The Thompson brothers help design the first signature lacrosse cleats
Lacrosse star Jeremy Thompson poses this question when talking about lacrosse-specific cleats: “Ever see a deer with fat legs?”
Thompson, who, in the tradition of his Onondaga Nation heritage, uses an animal to represent his lacrosse game, says his on-field speed mimics that of a deer, his animal. He needs to stay quick and light on his feet. Fat legs just don’t work.
With the deer in mind, Thompson teamed with Nike to create the first-ever signature lacrosse cleat from the Oregon-based company in an athletic landscape that doesn’t boast much in the way of lacrosse-specific shoes and apparel.
Using Thompson’s insight to develop the Huarache V and partnering with Thompson Brothers Lacrosse—the four brothers, Jeremy, Jerome Jr., Lyle and Miles have a family hold on the game and compete internationally for the Iroquois Nationals while setting NCAA records along the way—Nike has set a new direction for lacrosse equipment.
Nike designer Jeff Rasmussen created the cleat with Jeremy using the minimalist philosophy of light and strong equals fast.
“There is a lot of crossover (with football cleats),” Rasmussen tells SI.com. “In lacrosse the athletes are smaller, with less gear so they aren’t as weighed down. We can build more minimal.”
The challenge, he says, with all cleats involves keeping the foot over the footbed during movement. And the sport of lacrosse features athletes that routinely make a lot different movements in many directions, often with sudden changes.
To give the foot a relaxed fit when not engaged and an aggressive hold when in movement, Rasmussen went old school. Ancient Chinese old school. He used the elements of a Chinese finger trap to create a woven pattern over the midfoot. “I wanted you to control the cleat, not let the cleat control you,” he says.
Inside, Rasmussen built a bootie for a tight fit around the ankle. Up the side of the midtop, he reduced weight while still offering protection and stability by creating a diagonal cutout.
Another major difference between the Huarache V, which releases in October, and popular football cleats—or soccer, for that matter—comes on the TPU outsole. The stud pattern contains a mix of three different types of cleats. Some are angled for linear speed, others conical for 360-degree traction and a third style, small shovel cleats, marks the perimeter for “severe angles of attack.”
With Rasmussen leading the performance, it was Jeremy and his family driving the aesthetic. The Thompson-styled black and blue cleat signifies “dark times” Jeremy experienced when he was younger. The black marks the dark. The blue, though, has an even greater meaning based on teachings from his father.
During these difficult times, Jeremy recalls his father taking him into the woods and sitting with him near a stream. The two didn’t talk much, but Jerome Sr. used water as a metaphor. “The story pulls me out of difficult times,” Jeremy says. “Water is always moving forward. For me, water is one of the most powerful things in the world because it’s always going to find its way through.”
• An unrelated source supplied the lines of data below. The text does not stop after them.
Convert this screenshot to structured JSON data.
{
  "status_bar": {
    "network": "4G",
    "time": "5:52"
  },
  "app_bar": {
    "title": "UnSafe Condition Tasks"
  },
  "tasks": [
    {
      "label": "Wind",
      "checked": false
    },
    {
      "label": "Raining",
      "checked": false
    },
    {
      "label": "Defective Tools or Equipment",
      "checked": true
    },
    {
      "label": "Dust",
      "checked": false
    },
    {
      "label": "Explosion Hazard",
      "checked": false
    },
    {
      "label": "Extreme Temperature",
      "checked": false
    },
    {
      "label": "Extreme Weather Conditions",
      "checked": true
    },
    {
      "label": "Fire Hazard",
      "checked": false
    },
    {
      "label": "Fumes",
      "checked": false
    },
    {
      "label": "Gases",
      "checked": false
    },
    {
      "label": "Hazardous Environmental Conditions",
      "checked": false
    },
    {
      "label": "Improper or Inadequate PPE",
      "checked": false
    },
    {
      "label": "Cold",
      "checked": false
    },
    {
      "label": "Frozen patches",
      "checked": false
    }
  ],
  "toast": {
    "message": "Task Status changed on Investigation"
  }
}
The stylized “T” logo on the tongue and pattern of the cleat’s upper creates a signature for Thompson and his brothers. Designed by the youngest brother, Lyle, the T is the company logo for Thompson Brothers Lacrosse. The spine of the letter appears braided, just like the hair on all four brothers. The one tip up, and one tip down look of the top of the T “represents the nation we are from,” Jeremy says.
But beyond the design of the Huarache V, Jeremy says he needs his cleats to match his persona.
“I see myself as the deer,” he tells SI.com. “I have quickness and explosive freedom and I can focus on my play. I can’t wait to put the [Huarache V] into action.”
As Nike continues to build the Huarache line of lacrosse cleats for both men and women, lacrosse-specific equipment continues to expand.
For uniforms, Nike has opted for a sleeveless jersey with breathability on the sides and back and a woven stretch across the front to allow for the game’s torque. Even lacrosse socks have built-in padding around the ankles for increased protection.
The sticks have evolved to include alloy shafts and carbon-composite makeups from a number of different brands and the heads come in a variety of designs for control and whip.
Lyle, who was the No. 1 overall pick in the NLL draft, says he sees cleats and sticks as the premier tools of the game. And he has Thompson-specific designs for each, with the Huarache V and a netting style on his Nike Lakota U stick that the lacrosse brothers created themselves.
The “Thompson Drop Top” design limits hook on the ball, Lyle explains, by giving more width in the middle that doesn’t grab the ball as much. “It holds the ball a lot better,” he says. “You still have a channel, but not a hook.”
From netting to Nike cleats, the Thompson brothers and the Iroquois Nationals have put their signature on lacrosse equipment—and it's just the beginning.
Tim Newcomb covers stadiums, design and gear for Sports Illustrated. Follow him on Twitter at @tdnewcomb.